PROVIDED RECORDS below:

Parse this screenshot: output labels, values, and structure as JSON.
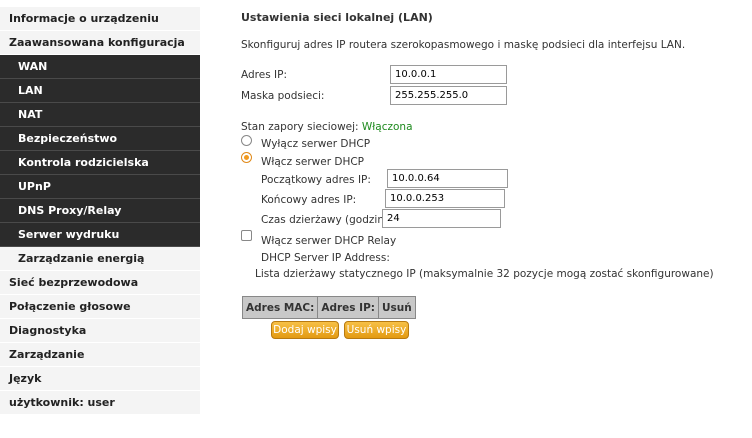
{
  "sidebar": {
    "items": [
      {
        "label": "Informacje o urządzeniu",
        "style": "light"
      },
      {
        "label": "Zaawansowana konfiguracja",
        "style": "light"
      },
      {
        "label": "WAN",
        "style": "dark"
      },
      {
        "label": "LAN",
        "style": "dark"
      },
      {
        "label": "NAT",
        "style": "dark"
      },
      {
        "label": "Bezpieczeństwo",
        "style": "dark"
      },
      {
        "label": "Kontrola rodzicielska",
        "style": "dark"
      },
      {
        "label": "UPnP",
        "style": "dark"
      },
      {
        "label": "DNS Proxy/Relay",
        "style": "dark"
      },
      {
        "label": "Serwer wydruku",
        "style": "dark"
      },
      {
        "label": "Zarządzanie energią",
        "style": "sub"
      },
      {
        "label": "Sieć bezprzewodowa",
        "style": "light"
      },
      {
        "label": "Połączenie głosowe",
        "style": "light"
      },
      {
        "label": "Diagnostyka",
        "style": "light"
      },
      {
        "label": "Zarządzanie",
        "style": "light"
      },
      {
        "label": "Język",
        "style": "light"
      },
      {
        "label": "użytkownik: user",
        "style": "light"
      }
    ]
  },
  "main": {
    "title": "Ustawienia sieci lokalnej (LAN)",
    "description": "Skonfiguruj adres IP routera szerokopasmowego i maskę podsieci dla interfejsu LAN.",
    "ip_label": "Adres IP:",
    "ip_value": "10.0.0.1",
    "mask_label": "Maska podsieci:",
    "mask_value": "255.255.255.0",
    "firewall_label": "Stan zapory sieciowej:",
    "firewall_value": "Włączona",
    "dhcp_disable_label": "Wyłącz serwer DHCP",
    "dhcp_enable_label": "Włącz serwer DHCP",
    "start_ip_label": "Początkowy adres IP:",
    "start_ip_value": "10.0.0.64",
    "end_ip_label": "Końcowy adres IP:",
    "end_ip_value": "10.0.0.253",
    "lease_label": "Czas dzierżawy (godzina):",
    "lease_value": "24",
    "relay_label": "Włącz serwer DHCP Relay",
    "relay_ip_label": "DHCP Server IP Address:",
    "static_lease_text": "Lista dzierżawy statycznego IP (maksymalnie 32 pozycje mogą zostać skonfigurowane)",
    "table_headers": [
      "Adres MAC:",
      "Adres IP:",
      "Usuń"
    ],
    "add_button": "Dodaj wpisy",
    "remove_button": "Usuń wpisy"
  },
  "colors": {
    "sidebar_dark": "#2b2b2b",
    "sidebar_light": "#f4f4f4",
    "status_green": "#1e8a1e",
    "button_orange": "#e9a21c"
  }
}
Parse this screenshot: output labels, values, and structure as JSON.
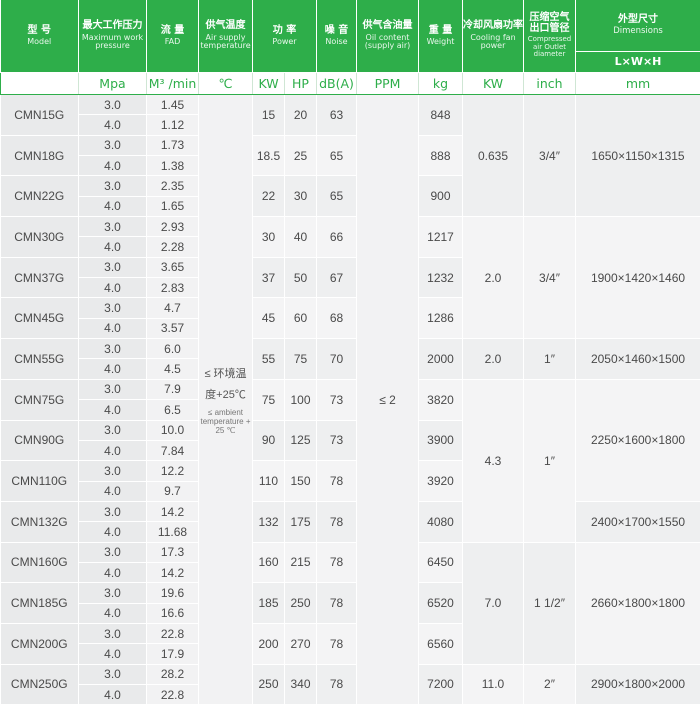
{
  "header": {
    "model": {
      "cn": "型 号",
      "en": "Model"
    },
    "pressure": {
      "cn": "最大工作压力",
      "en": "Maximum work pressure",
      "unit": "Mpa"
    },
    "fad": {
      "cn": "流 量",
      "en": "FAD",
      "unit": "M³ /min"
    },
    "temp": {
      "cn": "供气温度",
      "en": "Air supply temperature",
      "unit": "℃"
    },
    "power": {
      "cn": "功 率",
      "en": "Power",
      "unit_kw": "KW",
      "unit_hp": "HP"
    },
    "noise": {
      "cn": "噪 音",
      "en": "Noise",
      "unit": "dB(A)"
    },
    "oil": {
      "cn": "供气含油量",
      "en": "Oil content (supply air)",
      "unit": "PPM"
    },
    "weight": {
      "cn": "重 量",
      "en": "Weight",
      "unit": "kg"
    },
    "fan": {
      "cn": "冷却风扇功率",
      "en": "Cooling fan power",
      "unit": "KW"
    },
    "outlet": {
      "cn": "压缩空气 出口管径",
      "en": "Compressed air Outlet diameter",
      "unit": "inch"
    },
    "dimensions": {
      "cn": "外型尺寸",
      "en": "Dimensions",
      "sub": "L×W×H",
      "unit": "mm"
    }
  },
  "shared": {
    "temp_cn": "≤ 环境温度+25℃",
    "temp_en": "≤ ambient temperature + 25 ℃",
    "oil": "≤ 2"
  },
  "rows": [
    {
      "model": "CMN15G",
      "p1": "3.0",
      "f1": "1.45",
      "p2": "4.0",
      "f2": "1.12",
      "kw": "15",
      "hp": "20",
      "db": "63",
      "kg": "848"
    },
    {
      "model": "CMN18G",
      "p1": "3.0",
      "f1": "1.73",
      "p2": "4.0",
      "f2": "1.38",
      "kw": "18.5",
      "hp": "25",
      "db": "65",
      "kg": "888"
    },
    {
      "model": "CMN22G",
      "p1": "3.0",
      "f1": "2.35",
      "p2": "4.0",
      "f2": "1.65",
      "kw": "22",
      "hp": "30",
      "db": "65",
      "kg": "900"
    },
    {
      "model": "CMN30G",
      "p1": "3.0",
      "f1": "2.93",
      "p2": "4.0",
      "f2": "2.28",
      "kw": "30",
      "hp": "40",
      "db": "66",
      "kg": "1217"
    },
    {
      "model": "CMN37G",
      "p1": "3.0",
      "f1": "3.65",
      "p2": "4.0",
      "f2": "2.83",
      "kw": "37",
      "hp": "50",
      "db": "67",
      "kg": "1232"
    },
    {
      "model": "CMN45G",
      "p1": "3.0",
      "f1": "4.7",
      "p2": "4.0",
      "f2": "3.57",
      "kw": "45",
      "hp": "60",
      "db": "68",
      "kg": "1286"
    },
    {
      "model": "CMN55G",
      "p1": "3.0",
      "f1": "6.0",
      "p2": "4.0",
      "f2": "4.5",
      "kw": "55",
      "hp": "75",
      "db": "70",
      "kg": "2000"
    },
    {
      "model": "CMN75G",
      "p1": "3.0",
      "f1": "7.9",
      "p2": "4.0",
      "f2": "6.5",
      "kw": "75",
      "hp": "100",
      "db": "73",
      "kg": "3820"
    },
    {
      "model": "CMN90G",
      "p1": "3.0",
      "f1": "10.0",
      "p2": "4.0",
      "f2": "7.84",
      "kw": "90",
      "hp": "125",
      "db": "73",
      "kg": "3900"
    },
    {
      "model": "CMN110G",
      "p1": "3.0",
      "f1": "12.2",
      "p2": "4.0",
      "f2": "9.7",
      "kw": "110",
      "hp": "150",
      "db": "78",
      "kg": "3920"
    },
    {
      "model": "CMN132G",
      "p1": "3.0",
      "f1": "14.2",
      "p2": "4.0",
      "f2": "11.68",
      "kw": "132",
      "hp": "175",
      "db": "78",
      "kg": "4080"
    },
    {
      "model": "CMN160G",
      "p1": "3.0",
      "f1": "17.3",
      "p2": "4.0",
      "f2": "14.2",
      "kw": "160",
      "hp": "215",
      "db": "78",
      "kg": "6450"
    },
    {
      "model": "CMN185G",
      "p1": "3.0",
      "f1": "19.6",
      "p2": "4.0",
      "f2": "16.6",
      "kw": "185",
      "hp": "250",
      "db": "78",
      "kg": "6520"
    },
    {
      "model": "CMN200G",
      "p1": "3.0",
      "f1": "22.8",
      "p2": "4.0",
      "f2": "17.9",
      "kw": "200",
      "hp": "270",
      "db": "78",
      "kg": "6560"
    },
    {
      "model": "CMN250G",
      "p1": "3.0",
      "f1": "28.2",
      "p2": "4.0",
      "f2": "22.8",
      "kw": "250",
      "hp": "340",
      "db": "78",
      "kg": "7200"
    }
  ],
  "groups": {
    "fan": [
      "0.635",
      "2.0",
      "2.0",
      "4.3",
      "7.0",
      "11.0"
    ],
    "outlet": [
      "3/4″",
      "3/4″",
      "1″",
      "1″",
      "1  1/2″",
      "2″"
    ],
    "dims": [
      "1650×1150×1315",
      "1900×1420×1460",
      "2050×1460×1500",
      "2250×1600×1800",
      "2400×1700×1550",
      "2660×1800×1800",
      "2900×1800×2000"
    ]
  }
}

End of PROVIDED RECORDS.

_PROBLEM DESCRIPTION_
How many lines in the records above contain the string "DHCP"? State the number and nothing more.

_SOLVED EXERCISE_
4